* Assignment *
Exact reproduction of the following data is required.

Dataset rows describing interfaces:
....................
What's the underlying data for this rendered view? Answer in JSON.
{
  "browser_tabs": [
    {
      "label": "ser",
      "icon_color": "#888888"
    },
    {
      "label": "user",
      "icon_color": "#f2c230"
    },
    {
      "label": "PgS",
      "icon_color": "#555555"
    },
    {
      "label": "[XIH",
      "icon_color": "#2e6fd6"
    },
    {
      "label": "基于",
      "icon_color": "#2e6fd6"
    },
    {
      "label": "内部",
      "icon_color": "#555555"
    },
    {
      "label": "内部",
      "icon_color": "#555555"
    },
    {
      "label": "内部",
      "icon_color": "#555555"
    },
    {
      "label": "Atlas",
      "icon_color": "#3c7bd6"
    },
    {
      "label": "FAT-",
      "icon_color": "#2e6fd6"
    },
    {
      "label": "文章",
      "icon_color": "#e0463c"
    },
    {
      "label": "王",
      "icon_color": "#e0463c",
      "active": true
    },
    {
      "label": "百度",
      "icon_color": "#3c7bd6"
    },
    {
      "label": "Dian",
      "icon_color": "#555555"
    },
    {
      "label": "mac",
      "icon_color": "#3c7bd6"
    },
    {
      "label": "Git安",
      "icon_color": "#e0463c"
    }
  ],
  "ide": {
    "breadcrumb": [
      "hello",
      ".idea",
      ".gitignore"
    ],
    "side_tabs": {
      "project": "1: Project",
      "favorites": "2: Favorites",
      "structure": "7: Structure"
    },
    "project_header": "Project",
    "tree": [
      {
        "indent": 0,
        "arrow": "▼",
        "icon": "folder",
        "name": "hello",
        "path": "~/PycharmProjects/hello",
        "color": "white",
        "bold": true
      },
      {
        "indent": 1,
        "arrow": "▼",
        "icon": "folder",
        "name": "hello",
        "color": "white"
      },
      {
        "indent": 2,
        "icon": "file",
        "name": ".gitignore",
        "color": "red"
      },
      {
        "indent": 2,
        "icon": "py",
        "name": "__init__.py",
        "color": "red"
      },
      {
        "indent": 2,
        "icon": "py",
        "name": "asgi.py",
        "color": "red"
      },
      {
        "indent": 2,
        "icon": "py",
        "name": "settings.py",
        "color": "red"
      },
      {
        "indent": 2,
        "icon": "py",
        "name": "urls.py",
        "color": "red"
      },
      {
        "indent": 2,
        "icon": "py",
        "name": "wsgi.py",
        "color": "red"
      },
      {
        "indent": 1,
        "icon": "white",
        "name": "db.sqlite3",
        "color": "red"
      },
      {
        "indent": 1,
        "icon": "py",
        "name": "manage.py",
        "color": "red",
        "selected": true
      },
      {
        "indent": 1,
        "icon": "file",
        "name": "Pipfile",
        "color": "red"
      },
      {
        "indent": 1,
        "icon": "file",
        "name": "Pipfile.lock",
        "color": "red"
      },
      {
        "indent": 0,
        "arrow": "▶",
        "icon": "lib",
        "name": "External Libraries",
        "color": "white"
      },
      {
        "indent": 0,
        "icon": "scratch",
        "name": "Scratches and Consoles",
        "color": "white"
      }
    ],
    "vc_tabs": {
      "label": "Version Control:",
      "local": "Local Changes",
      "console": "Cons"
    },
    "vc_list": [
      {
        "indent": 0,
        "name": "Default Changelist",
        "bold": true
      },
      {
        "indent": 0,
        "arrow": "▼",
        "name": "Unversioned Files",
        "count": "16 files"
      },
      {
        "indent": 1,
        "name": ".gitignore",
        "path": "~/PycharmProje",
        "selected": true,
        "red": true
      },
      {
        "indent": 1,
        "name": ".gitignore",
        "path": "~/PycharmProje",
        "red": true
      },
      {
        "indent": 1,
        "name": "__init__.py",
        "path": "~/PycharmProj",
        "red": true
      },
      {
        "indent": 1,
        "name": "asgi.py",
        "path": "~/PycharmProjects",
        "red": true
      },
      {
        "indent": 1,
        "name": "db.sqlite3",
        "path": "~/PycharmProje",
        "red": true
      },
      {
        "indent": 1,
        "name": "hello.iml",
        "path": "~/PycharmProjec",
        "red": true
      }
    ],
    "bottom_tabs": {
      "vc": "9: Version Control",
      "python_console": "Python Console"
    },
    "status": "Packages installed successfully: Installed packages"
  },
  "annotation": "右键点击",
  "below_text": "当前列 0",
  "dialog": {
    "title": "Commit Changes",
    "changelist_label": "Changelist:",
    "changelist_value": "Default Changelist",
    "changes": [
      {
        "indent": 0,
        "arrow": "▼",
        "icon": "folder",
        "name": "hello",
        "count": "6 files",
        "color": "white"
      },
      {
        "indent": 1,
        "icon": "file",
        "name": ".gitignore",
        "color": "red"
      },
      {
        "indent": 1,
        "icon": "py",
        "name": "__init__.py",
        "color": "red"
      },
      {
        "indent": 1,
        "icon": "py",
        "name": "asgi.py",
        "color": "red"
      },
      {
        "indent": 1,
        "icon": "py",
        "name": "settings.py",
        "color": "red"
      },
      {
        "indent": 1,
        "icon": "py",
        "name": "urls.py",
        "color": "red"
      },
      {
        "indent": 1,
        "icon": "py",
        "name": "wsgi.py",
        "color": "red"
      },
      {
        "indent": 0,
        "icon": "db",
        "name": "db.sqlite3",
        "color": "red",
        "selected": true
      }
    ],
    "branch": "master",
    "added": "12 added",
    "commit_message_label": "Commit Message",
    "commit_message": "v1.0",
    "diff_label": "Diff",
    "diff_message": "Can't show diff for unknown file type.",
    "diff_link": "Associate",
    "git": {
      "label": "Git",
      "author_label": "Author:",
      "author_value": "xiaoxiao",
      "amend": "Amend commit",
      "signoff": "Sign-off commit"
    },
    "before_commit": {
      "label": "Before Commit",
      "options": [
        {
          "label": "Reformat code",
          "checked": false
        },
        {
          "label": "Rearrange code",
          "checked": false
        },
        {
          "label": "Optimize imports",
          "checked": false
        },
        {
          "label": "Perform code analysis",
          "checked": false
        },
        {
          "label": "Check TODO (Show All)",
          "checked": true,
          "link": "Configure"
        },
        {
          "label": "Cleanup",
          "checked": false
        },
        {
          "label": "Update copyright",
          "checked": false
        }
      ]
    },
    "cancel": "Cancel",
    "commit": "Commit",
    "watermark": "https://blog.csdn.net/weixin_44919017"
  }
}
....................
* Task output *
What's the underlying data for this rendered view? Answer in JSON.
{
  "browser_tabs": [
    {
      "label": "ser",
      "icon_color": "#888888"
    },
    {
      "label": "user",
      "icon_color": "#f2c230"
    },
    {
      "label": "PgS",
      "icon_color": "#555555"
    },
    {
      "label": "[XIH",
      "icon_color": "#2e6fd6"
    },
    {
      "label": "基于",
      "icon_color": "#2e6fd6"
    },
    {
      "label": "内部",
      "icon_color": "#555555"
    },
    {
      "label": "内部",
      "icon_color": "#555555"
    },
    {
      "label": "内部",
      "icon_color": "#555555"
    },
    {
      "label": "Atlas",
      "icon_color": "#3c7bd6"
    },
    {
      "label": "FAT-",
      "icon_color": "#2e6fd6"
    },
    {
      "label": "文章",
      "icon_color": "#e0463c"
    },
    {
      "label": "王",
      "icon_color": "#e0463c",
      "active": true
    },
    {
      "label": "百度",
      "icon_color": "#3c7bd6"
    },
    {
      "label": "Dian",
      "icon_color": "#555555"
    },
    {
      "label": "mac",
      "icon_color": "#3c7bd6"
    },
    {
      "label": "Git安",
      "icon_color": "#e0463c"
    }
  ],
  "ide": {
    "breadcrumb": [
      "hello",
      ".idea",
      ".gitignore"
    ],
    "side_tabs": {
      "project": "1: Project",
      "favorites": "2: Favorites",
      "structure": "7: Structure"
    },
    "project_header": "Project",
    "tree": [
      {
        "indent": 0,
        "arrow": "▼",
        "icon": "folder",
        "name": "hello",
        "path": "~/PycharmProjects/hello",
        "color": "white",
        "bold": true
      },
      {
        "indent": 1,
        "arrow": "▼",
        "icon": "folder",
        "name": "hello",
        "color": "white"
      },
      {
        "indent": 2,
        "icon": "file",
        "name": ".gitignore",
        "color": "red"
      },
      {
        "indent": 2,
        "icon": "py",
        "name": "__init__.py",
        "color": "red"
      },
      {
        "indent": 2,
        "icon": "py",
        "name": "asgi.py",
        "color": "red"
      },
      {
        "indent": 2,
        "icon": "py",
        "name": "settings.py",
        "color": "red"
      },
      {
        "indent": 2,
        "icon": "py",
        "name": "urls.py",
        "color": "red"
      },
      {
        "indent": 2,
        "icon": "py",
        "name": "wsgi.py",
        "color": "red"
      },
      {
        "indent": 1,
        "icon": "white",
        "name": "db.sqlite3",
        "color": "red"
      },
      {
        "indent": 1,
        "icon": "py",
        "name": "manage.py",
        "color": "red",
        "selected": true
      },
      {
        "indent": 1,
        "icon": "file",
        "name": "Pipfile",
        "color": "red"
      },
      {
        "indent": 1,
        "icon": "file",
        "name": "Pipfile.lock",
        "color": "red"
      },
      {
        "indent": 0,
        "arrow": "▶",
        "icon": "lib",
        "name": "External Libraries",
        "color": "white"
      },
      {
        "indent": 0,
        "icon": "scratch",
        "name": "Scratches and Consoles",
        "color": "white"
      }
    ],
    "vc_tabs": {
      "label": "Version Control:",
      "local": "Local Changes",
      "console": "Cons"
    },
    "vc_list": [
      {
        "indent": 0,
        "name": "Default Changelist",
        "bold": true
      },
      {
        "indent": 0,
        "arrow": "▼",
        "name": "Unversioned Files",
        "count": "16 files"
      },
      {
        "indent": 1,
        "name": ".gitignore",
        "path": "~/PycharmProje",
        "selected": true,
        "red": true
      },
      {
        "indent": 1,
        "name": ".gitignore",
        "path": "~/PycharmProje",
        "red": true
      },
      {
        "indent": 1,
        "name": "__init__.py",
        "path": "~/PycharmProj",
        "red": true
      },
      {
        "indent": 1,
        "name": "asgi.py",
        "path": "~/PycharmProjects",
        "red": true
      },
      {
        "indent": 1,
        "name": "db.sqlite3",
        "path": "~/PycharmProje",
        "red": true
      },
      {
        "indent": 1,
        "name": "hello.iml",
        "path": "~/PycharmProjec",
        "red": true
      }
    ],
    "bottom_tabs": {
      "vc": "9: Version Control",
      "python_console": "Python Console"
    },
    "status": "Packages installed successfully: Installed packages"
  },
  "annotation": "右键点击",
  "below_text": "当前列 0",
  "dialog": {
    "title": "Commit Changes",
    "changelist_label": "Changelist:",
    "changelist_value": "Default Changelist",
    "changes": [
      {
        "indent": 0,
        "arrow": "▼",
        "icon": "folder",
        "name": "hello",
        "count": "6 files",
        "color": "white"
      },
      {
        "indent": 1,
        "icon": "file",
        "name": ".gitignore",
        "color": "red"
      },
      {
        "indent": 1,
        "icon": "py",
        "name": "__init__.py",
        "color": "red"
      },
      {
        "indent": 1,
        "icon": "py",
        "name": "asgi.py",
        "color": "red"
      },
      {
        "indent": 1,
        "icon": "py",
        "name": "settings.py",
        "color": "red"
      },
      {
        "indent": 1,
        "icon": "py",
        "name": "urls.py",
        "color": "red"
      },
      {
        "indent": 1,
        "icon": "py",
        "name": "wsgi.py",
        "color": "red"
      },
      {
        "indent": 0,
        "icon": "db",
        "name": "db.sqlite3",
        "color": "red",
        "selected": true
      }
    ],
    "branch": "master",
    "added": "12 added",
    "commit_message_label": "Commit Message",
    "commit_message": "v1.0",
    "diff_label": "Diff",
    "diff_message": "Can't show diff for unknown file type.",
    "diff_link": "Associate",
    "git": {
      "label": "Git",
      "author_label": "Author:",
      "author_value": "xiaoxiao",
      "amend": "Amend commit",
      "signoff": "Sign-off commit"
    },
    "before_commit": {
      "label": "Before Commit",
      "options": [
        {
          "label": "Reformat code",
          "checked": false
        },
        {
          "label": "Rearrange code",
          "checked": false
        },
        {
          "label": "Optimize imports",
          "checked": false
        },
        {
          "label": "Perform code analysis",
          "checked": false
        },
        {
          "label": "Check TODO (Show All)",
          "checked": true,
          "link": "Configure"
        },
        {
          "label": "Cleanup",
          "checked": false
        },
        {
          "label": "Update copyright",
          "checked": false
        }
      ]
    },
    "cancel": "Cancel",
    "commit": "Commit",
    "watermark": "https://blog.csdn.net/weixin_44919017"
  }
}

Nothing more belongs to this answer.